Water mixes sex
(page 66)

Enigmas with a little breeze

           are titillation
(page 71)

There are wonders to be found on every page. Each page is very much like the compost pile beneath which Iijima finds “The circulatory systems of trees lay here/Bamboo pleasure/showing groin/as sexy as elbow” (page 71).

Sometimes standing before a great work of art, one can only gape, openmouthed, dumbfounded. I often have that experience reading Iijima.
You sway in erasure

           a tiny eclipse by your lips
(page 105)

The final poem, “Panthering,” according to Iijima,“came from an experience in Fort Atkinson, Wisconsin. Along rural roadside Highway 106 heading out of town is the last extant Mississippian Indian intaglio effigy mound in the shape of a panther. In the National Register of Historic Places its historic function is listed as landscape and its historic sub-function is listed as garden. Fort Atkinson is named after General Henry Atkinson who served as commander of U.S. forces during the Black Hawk War. History as has been recorded is inconceivably unjust – and works with erasure as much as glorified exposure.”

Again I want to invoke Guattari (adding in a nod this time to his philosophical partner in crime Gilles Deleuze) in the course of reading Iijima as I see the author having become animal in “genocide’s kitchen”:
The black fur coat I was grew forlorn

I couldn’t hide in the snow

Domestication’s velocity stunned

A docile patch of seeming calm

These yellow eyes can’t lie

Like war rooms exuding perjury
(page 112)

In If Not Metamorphic the three ecologies (environment, socius and psyche) are parsed and then braided into what I can only weakly describe as a knotty book of fierce and (I suspect) enduring interrogative beauty. It is, I believe, important both poetically and philosophically. I will return to it often.


Tom Beckett is a network of uncertainty that resides in Kent, Ohio.


EILEEN said...

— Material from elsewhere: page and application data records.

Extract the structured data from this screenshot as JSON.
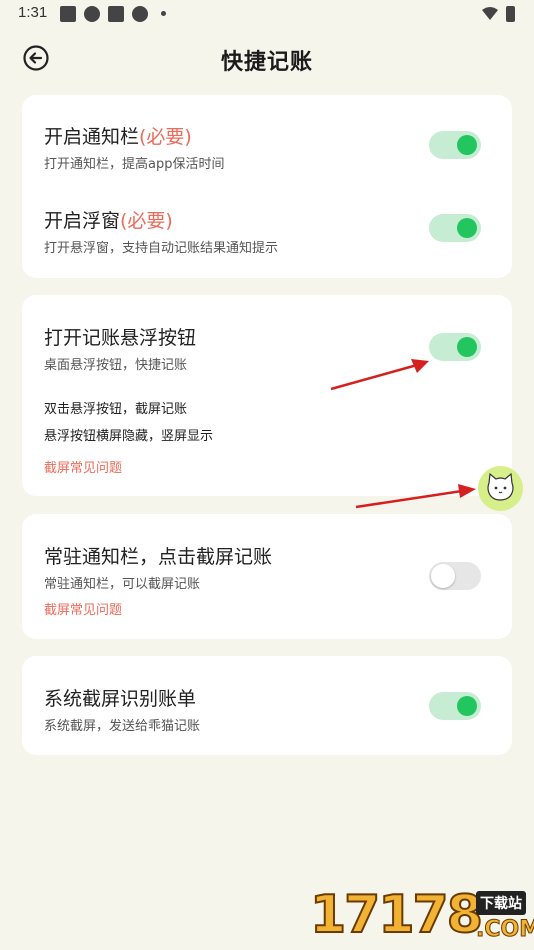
{
  "status_bar": {
    "time": "1:31"
  },
  "header": {
    "title": "快捷记账"
  },
  "card1": {
    "row1": {
      "title": "开启通知栏",
      "required": "(必要)",
      "subtitle": "打开通知栏，提高app保活时间",
      "toggle": "on"
    },
    "row2": {
      "title": "开启浮窗",
      "required": "(必要)",
      "subtitle": "打开悬浮窗，支持自动记账结果通知提示",
      "toggle": "on"
    }
  },
  "card2": {
    "title": "打开记账悬浮按钮",
    "subtitle": "桌面悬浮按钮，快捷记账",
    "line1": "双击悬浮按钮，截屏记账",
    "line2": "悬浮按钮横屏隐藏，竖屏显示",
    "link": "截屏常见问题",
    "toggle": "on"
  },
  "card3": {
    "title": "常驻通知栏，点击截屏记账",
    "subtitle": "常驻通知栏，可以截屏记账",
    "link": "截屏常见问题",
    "toggle": "off"
  },
  "card4": {
    "title": "系统截屏识别账单",
    "subtitle": "系统截屏，发送给乖猫记账",
    "toggle": "on"
  },
  "watermark": {
    "number": "17178",
    "badge": "下载站",
    "domain": ".COM"
  },
  "colors": {
    "accent_green": "#22c55e",
    "required_red": "#ec6b5b",
    "background": "#f5f5ec"
  }
}
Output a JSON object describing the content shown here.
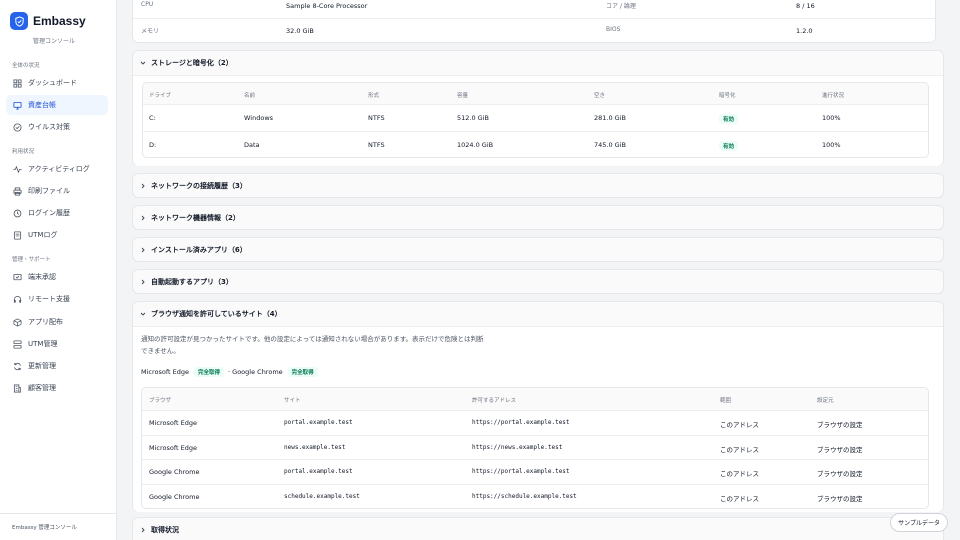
{
  "brand": {
    "name": "Embassy",
    "subtitle": "管理コンソール"
  },
  "sidebar": {
    "section_overview": "全体の状況",
    "items_overview": [
      {
        "label": "ダッシュボード",
        "icon": "grid-icon"
      },
      {
        "label": "資産台帳",
        "icon": "monitor-icon"
      },
      {
        "label": "ウイルス対策",
        "icon": "shield-check-icon"
      }
    ],
    "section_usage": "利用状況",
    "items_usage": [
      {
        "label": "アクティビティログ",
        "icon": "activity-icon"
      },
      {
        "label": "印刷ファイル",
        "icon": "printer-icon"
      },
      {
        "label": "ログイン履歴",
        "icon": "history-icon"
      },
      {
        "label": "UTMログ",
        "icon": "file-icon"
      }
    ],
    "section_admin": "管理・サポート",
    "items_admin": [
      {
        "label": "端末承認",
        "icon": "device-check-icon"
      },
      {
        "label": "リモート支援",
        "icon": "headset-icon"
      },
      {
        "label": "アプリ配布",
        "icon": "package-icon"
      },
      {
        "label": "UTM管理",
        "icon": "network-icon"
      },
      {
        "label": "更新管理",
        "icon": "refresh-icon"
      },
      {
        "label": "顧客管理",
        "icon": "building-icon"
      }
    ],
    "footer": "Embassy 管理コンソール"
  },
  "system": {
    "rows": [
      {
        "k1": "CPU",
        "v1": "Sample 8-Core Processor",
        "k2": "コア / 論理",
        "v2": "8 / 16"
      },
      {
        "k1": "メモリ",
        "v1": "32.0 GiB",
        "k2": "BIOS",
        "v2": "1.2.0"
      }
    ]
  },
  "storage": {
    "title": "ストレージと暗号化（2）",
    "headers": [
      "ドライブ",
      "名前",
      "形式",
      "容量",
      "空き",
      "暗号化",
      "進行状況"
    ],
    "rows": [
      {
        "drive": "C:",
        "name": "Windows",
        "format": "NTFS",
        "capacity": "512.0 GiB",
        "free": "281.0 GiB",
        "enc": "有効",
        "progress": "100%"
      },
      {
        "drive": "D:",
        "name": "Data",
        "format": "NTFS",
        "capacity": "1024.0 GiB",
        "free": "745.0 GiB",
        "enc": "有効",
        "progress": "100%"
      }
    ]
  },
  "sections": {
    "network_history": "ネットワークの接続履歴（3）",
    "network_devices": "ネットワーク機器情報（2）",
    "installed_apps": "インストール済みアプリ（6）",
    "startup_apps": "自動起動するアプリ（3）",
    "acquisition": "取得状況"
  },
  "notifications": {
    "title": "ブラウザ通知を許可しているサイト（4）",
    "notice": "通知の許可設定が見つかったサイトです。他の設定によっては通知されない場合があります。表示だけで危険とは判断できません。",
    "browser1": "Microsoft Edge",
    "status1": "完全取得",
    "sep": "· Google Chrome",
    "status2": "完全取得",
    "headers": [
      "ブラウザ",
      "サイト",
      "許可するアドレス",
      "範囲",
      "設定元"
    ],
    "rows": [
      {
        "browser": "Microsoft Edge",
        "site": "portal.example.test",
        "addr": "https://portal.example.test",
        "scope": "このアドレス",
        "source": "ブラウザの設定"
      },
      {
        "browser": "Microsoft Edge",
        "site": "news.example.test",
        "addr": "https://news.example.test",
        "scope": "このアドレス",
        "source": "ブラウザの設定"
      },
      {
        "browser": "Google Chrome",
        "site": "portal.example.test",
        "addr": "https://portal.example.test",
        "scope": "このアドレス",
        "source": "ブラウザの設定"
      },
      {
        "browser": "Google Chrome",
        "site": "schedule.example.test",
        "addr": "https://schedule.example.test",
        "scope": "このアドレス",
        "source": "ブラウザの設定"
      }
    ]
  },
  "sample_label": "サンプルデータ"
}
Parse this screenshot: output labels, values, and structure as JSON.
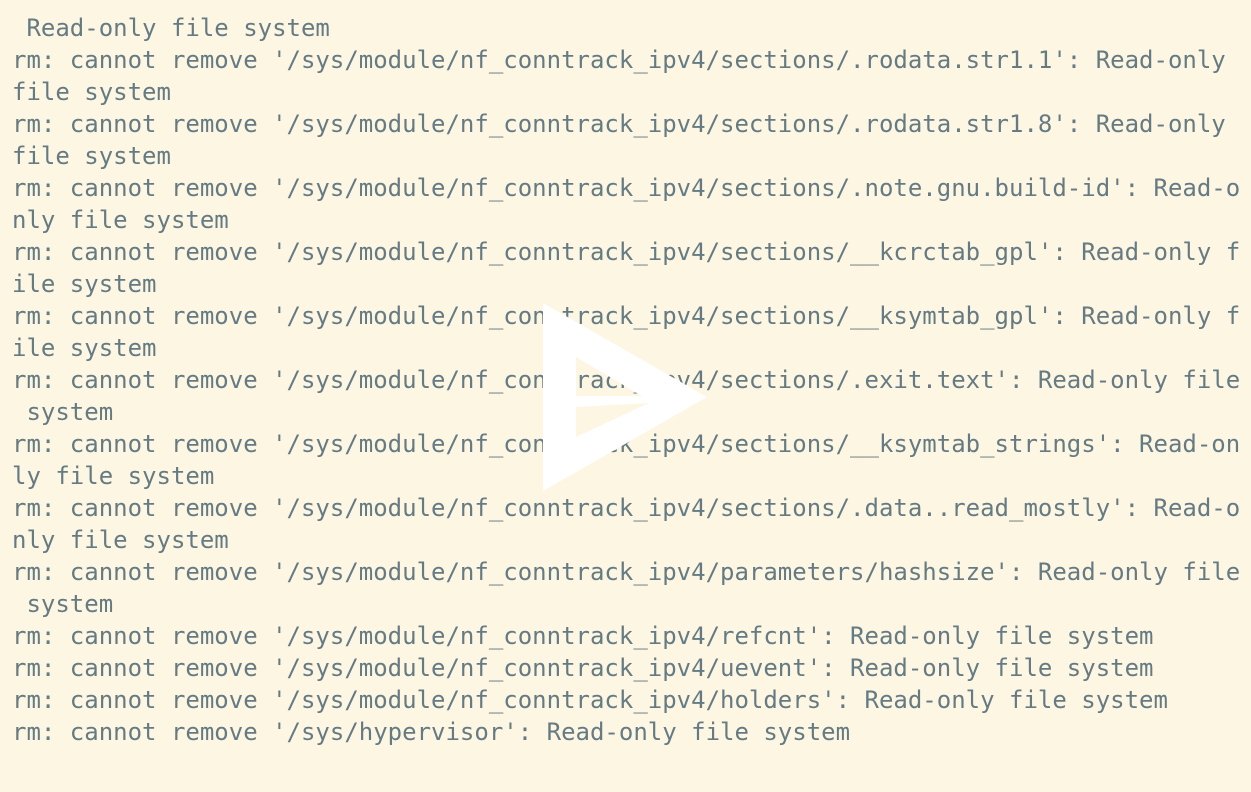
{
  "terminal": {
    "background": "#fdf6e3",
    "foreground": "#657b83",
    "lines": [
      " Read-only file system",
      "rm: cannot remove '/sys/module/nf_conntrack_ipv4/sections/.rodata.str1.1': Read-only",
      "file system",
      "rm: cannot remove '/sys/module/nf_conntrack_ipv4/sections/.rodata.str1.8': Read-only",
      "file system",
      "rm: cannot remove '/sys/module/nf_conntrack_ipv4/sections/.note.gnu.build-id': Read-o",
      "nly file system",
      "rm: cannot remove '/sys/module/nf_conntrack_ipv4/sections/__kcrctab_gpl': Read-only f",
      "ile system",
      "rm: cannot remove '/sys/module/nf_conntrack_ipv4/sections/__ksymtab_gpl': Read-only f",
      "ile system",
      "rm: cannot remove '/sys/module/nf_conntrack_ipv4/sections/.exit.text': Read-only file",
      " system",
      "rm: cannot remove '/sys/module/nf_conntrack_ipv4/sections/__ksymtab_strings': Read-on",
      "ly file system",
      "rm: cannot remove '/sys/module/nf_conntrack_ipv4/sections/.data..read_mostly': Read-o",
      "nly file system",
      "rm: cannot remove '/sys/module/nf_conntrack_ipv4/parameters/hashsize': Read-only file",
      " system",
      "rm: cannot remove '/sys/module/nf_conntrack_ipv4/refcnt': Read-only file system",
      "rm: cannot remove '/sys/module/nf_conntrack_ipv4/uevent': Read-only file system",
      "rm: cannot remove '/sys/module/nf_conntrack_ipv4/holders': Read-only file system",
      "rm: cannot remove '/sys/hypervisor': Read-only file system"
    ]
  },
  "player": {
    "play_icon": "asciinema-play-icon",
    "icon_color": "#ffffff"
  }
}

Another view of Brenda Iijima’s IF NOT METAMORPHIC is offered by Harry Thorne in this issue GR #16 at

EILEEN said...

Another view is offered by Fiona Sze-Lorrain in GR #17 at